> **What to produce**: Could you repeat the records below exactly as written?

> **Data extract**:

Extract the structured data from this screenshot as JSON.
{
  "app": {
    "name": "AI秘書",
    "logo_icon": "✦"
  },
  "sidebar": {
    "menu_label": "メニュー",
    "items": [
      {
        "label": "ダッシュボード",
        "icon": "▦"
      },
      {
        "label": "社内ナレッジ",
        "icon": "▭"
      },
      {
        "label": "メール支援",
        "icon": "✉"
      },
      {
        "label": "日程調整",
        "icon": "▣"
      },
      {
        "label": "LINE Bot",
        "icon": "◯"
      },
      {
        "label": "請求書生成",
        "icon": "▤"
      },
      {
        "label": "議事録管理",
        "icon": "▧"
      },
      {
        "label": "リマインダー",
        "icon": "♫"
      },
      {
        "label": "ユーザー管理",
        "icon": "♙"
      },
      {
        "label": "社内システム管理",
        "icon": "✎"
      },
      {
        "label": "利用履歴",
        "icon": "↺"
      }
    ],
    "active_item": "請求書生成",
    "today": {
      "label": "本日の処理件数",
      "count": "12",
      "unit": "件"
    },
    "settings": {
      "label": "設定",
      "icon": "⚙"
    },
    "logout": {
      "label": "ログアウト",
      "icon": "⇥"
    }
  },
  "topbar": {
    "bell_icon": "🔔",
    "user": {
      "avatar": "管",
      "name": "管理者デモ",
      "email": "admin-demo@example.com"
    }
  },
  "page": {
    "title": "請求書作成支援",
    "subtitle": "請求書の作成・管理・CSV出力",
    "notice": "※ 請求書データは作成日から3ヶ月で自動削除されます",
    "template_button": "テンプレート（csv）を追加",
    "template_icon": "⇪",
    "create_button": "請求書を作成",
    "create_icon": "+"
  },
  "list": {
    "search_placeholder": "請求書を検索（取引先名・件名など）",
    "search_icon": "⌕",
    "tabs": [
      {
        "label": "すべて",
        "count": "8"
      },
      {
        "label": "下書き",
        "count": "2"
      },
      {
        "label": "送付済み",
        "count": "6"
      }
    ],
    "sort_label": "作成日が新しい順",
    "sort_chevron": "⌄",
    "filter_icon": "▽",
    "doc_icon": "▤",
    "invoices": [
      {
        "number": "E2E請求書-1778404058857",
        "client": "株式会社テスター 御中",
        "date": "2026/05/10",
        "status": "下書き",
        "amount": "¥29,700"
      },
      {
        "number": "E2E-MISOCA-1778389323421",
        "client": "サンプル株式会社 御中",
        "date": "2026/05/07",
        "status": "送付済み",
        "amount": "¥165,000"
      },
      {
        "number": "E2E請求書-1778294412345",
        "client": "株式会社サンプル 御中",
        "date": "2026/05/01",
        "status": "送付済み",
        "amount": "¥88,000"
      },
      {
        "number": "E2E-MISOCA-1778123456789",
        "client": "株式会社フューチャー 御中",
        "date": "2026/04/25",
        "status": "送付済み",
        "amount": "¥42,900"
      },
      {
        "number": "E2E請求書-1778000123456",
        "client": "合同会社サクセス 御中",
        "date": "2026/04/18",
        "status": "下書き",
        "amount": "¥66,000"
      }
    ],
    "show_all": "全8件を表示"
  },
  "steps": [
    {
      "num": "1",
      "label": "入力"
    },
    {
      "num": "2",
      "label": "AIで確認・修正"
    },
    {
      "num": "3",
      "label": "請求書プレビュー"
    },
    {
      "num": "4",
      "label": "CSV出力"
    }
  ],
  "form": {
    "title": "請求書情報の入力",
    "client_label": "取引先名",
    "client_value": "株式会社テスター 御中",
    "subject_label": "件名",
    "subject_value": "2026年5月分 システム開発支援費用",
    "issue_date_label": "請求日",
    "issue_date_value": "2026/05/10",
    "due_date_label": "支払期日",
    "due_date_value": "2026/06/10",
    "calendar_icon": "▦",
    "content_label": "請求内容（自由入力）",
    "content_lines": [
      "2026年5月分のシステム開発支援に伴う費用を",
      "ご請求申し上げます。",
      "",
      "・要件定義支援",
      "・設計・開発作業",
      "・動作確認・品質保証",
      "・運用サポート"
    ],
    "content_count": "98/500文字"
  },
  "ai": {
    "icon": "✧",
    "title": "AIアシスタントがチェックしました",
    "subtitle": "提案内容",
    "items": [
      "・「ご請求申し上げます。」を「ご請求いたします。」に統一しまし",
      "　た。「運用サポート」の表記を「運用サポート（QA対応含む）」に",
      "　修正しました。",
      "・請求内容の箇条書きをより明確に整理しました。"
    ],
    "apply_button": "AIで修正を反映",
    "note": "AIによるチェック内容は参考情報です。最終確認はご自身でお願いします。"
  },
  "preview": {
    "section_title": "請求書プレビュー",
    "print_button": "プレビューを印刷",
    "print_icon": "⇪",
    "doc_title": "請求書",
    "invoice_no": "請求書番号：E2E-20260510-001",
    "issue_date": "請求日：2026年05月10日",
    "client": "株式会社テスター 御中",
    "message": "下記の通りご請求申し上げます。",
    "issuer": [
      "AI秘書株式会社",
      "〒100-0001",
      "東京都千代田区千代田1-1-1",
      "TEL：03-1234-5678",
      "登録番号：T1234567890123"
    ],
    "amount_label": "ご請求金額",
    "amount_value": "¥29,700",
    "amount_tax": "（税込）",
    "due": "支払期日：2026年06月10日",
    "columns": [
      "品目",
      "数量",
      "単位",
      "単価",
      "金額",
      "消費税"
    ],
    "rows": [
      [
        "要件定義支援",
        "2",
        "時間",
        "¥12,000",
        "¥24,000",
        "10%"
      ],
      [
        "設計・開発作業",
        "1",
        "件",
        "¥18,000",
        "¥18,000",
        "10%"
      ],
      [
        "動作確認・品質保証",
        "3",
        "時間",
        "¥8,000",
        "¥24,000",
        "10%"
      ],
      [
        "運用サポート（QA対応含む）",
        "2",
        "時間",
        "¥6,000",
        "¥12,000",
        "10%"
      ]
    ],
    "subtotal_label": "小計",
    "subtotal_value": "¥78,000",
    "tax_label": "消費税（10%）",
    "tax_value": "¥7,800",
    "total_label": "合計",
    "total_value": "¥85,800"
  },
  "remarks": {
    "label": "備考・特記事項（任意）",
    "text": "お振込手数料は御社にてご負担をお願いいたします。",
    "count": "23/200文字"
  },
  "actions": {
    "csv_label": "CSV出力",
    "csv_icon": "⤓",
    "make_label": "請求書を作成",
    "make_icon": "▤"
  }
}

> **Problem solution**:
Extract the structured data from this screenshot as JSON.
{
  "app": {
    "name": "AI秘書",
    "logo_icon": "✦"
  },
  "sidebar": {
    "menu_label": "メニュー",
    "items": [
      {
        "label": "ダッシュボード",
        "icon": "▦"
      },
      {
        "label": "社内ナレッジ",
        "icon": "▭"
      },
      {
        "label": "メール支援",
        "icon": "✉"
      },
      {
        "label": "日程調整",
        "icon": "▣"
      },
      {
        "label": "LINE Bot",
        "icon": "◯"
      },
      {
        "label": "請求書生成",
        "icon": "▤"
      },
      {
        "label": "議事録管理",
        "icon": "▧"
      },
      {
        "label": "リマインダー",
        "icon": "♫"
      },
      {
        "label": "ユーザー管理",
        "icon": "♙"
      },
      {
        "label": "社内システム管理",
        "icon": "✎"
      },
      {
        "label": "利用履歴",
        "icon": "↺"
      }
    ],
    "active_item": "請求書生成",
    "today": {
      "label": "本日の処理件数",
      "count": "12",
      "unit": "件"
    },
    "settings": {
      "label": "設定",
      "icon": "⚙"
    },
    "logout": {
      "label": "ログアウト",
      "icon": "⇥"
    }
  },
  "topbar": {
    "bell_icon": "🔔",
    "user": {
      "avatar": "管",
      "name": "管理者デモ",
      "email": "admin-demo@example.com"
    }
  },
  "page": {
    "title": "請求書作成支援",
    "subtitle": "請求書の作成・管理・CSV出力",
    "notice": "※ 請求書データは作成日から3ヶ月で自動削除されます",
    "template_button": "テンプレート（csv）を追加",
    "template_icon": "⇪",
    "create_button": "請求書を作成",
    "create_icon": "+"
  },
  "list": {
    "search_placeholder": "請求書を検索（取引先名・件名など）",
    "search_icon": "⌕",
    "tabs": [
      {
        "label": "すべて",
        "count": "8"
      },
      {
        "label": "下書き",
        "count": "2"
      },
      {
        "label": "送付済み",
        "count": "6"
      }
    ],
    "sort_label": "作成日が新しい順",
    "sort_chevron": "⌄",
    "filter_icon": "▽",
    "doc_icon": "▤",
    "invoices": [
      {
        "number": "E2E請求書-1778404058857",
        "client": "株式会社テスター 御中",
        "date": "2026/05/10",
        "status": "下書き",
        "amount": "¥29,700"
      },
      {
        "number": "E2E-MISOCA-1778389323421",
        "client": "サンプル株式会社 御中",
        "date": "2026/05/07",
        "status": "送付済み",
        "amount": "¥165,000"
      },
      {
        "number": "E2E請求書-1778294412345",
        "client": "株式会社サンプル 御中",
        "date": "2026/05/01",
        "status": "送付済み",
        "amount": "¥88,000"
      },
      {
        "number": "E2E-MISOCA-1778123456789",
        "client": "株式会社フューチャー 御中",
        "date": "2026/04/25",
        "status": "送付済み",
        "amount": "¥42,900"
      },
      {
        "number": "E2E請求書-1778000123456",
        "client": "合同会社サクセス 御中",
        "date": "2026/04/18",
        "status": "下書き",
        "amount": "¥66,000"
      }
    ],
    "show_all": "全8件を表示"
  },
  "steps": [
    {
      "num": "1",
      "label": "入力"
    },
    {
      "num": "2",
      "label": "AIで確認・修正"
    },
    {
      "num": "3",
      "label": "請求書プレビュー"
    },
    {
      "num": "4",
      "label": "CSV出力"
    }
  ],
  "form": {
    "title": "請求書情報の入力",
    "client_label": "取引先名",
    "client_value": "株式会社テスター 御中",
    "subject_label": "件名",
    "subject_value": "2026年5月分 システム開発支援費用",
    "issue_date_label": "請求日",
    "issue_date_value": "2026/05/10",
    "due_date_label": "支払期日",
    "due_date_value": "2026/06/10",
    "calendar_icon": "▦",
    "content_label": "請求内容（自由入力）",
    "content_lines": [
      "2026年5月分のシステム開発支援に伴う費用を",
      "ご請求申し上げます。",
      "",
      "・要件定義支援",
      "・設計・開発作業",
      "・動作確認・品質保証",
      "・運用サポート"
    ],
    "content_count": "98/500文字"
  },
  "ai": {
    "icon": "✧",
    "title": "AIアシスタントがチェックしました",
    "subtitle": "提案内容",
    "items": [
      "・「ご請求申し上げます。」を「ご請求いたします。」に統一しまし",
      "　た。「運用サポート」の表記を「運用サポート（QA対応含む）」に",
      "　修正しました。",
      "・請求内容の箇条書きをより明確に整理しました。"
    ],
    "apply_button": "AIで修正を反映",
    "note": "AIによるチェック内容は参考情報です。最終確認はご自身でお願いします。"
  },
  "preview": {
    "section_title": "請求書プレビュー",
    "print_button": "プレビューを印刷",
    "print_icon": "⇪",
    "doc_title": "請求書",
    "invoice_no": "請求書番号：E2E-20260510-001",
    "issue_date": "請求日：2026年05月10日",
    "client": "株式会社テスター 御中",
    "message": "下記の通りご請求申し上げます。",
    "issuer": [
      "AI秘書株式会社",
      "〒100-0001",
      "東京都千代田区千代田1-1-1",
      "TEL：03-1234-5678",
      "登録番号：T1234567890123"
    ],
    "amount_label": "ご請求金額",
    "amount_value": "¥29,700",
    "amount_tax": "（税込）",
    "due": "支払期日：2026年06月10日",
    "columns": [
      "品目",
      "数量",
      "単位",
      "単価",
      "金額",
      "消費税"
    ],
    "rows": [
      [
        "要件定義支援",
        "2",
        "時間",
        "¥12,000",
        "¥24,000",
        "10%"
      ],
      [
        "設計・開発作業",
        "1",
        "件",
        "¥18,000",
        "¥18,000",
        "10%"
      ],
      [
        "動作確認・品質保証",
        "3",
        "時間",
        "¥8,000",
        "¥24,000",
        "10%"
      ],
      [
        "運用サポート（QA対応含む）",
        "2",
        "時間",
        "¥6,000",
        "¥12,000",
        "10%"
      ]
    ],
    "subtotal_label": "小計",
    "subtotal_value": "¥78,000",
    "tax_label": "消費税（10%）",
    "tax_value": "¥7,800",
    "total_label": "合計",
    "total_value": "¥85,800"
  },
  "remarks": {
    "label": "備考・特記事項（任意）",
    "text": "お振込手数料は御社にてご負担をお願いいたします。",
    "count": "23/200文字"
  },
  "actions": {
    "csv_label": "CSV出力",
    "csv_icon": "⤓",
    "make_label": "請求書を作成",
    "make_icon": "▤"
  }
}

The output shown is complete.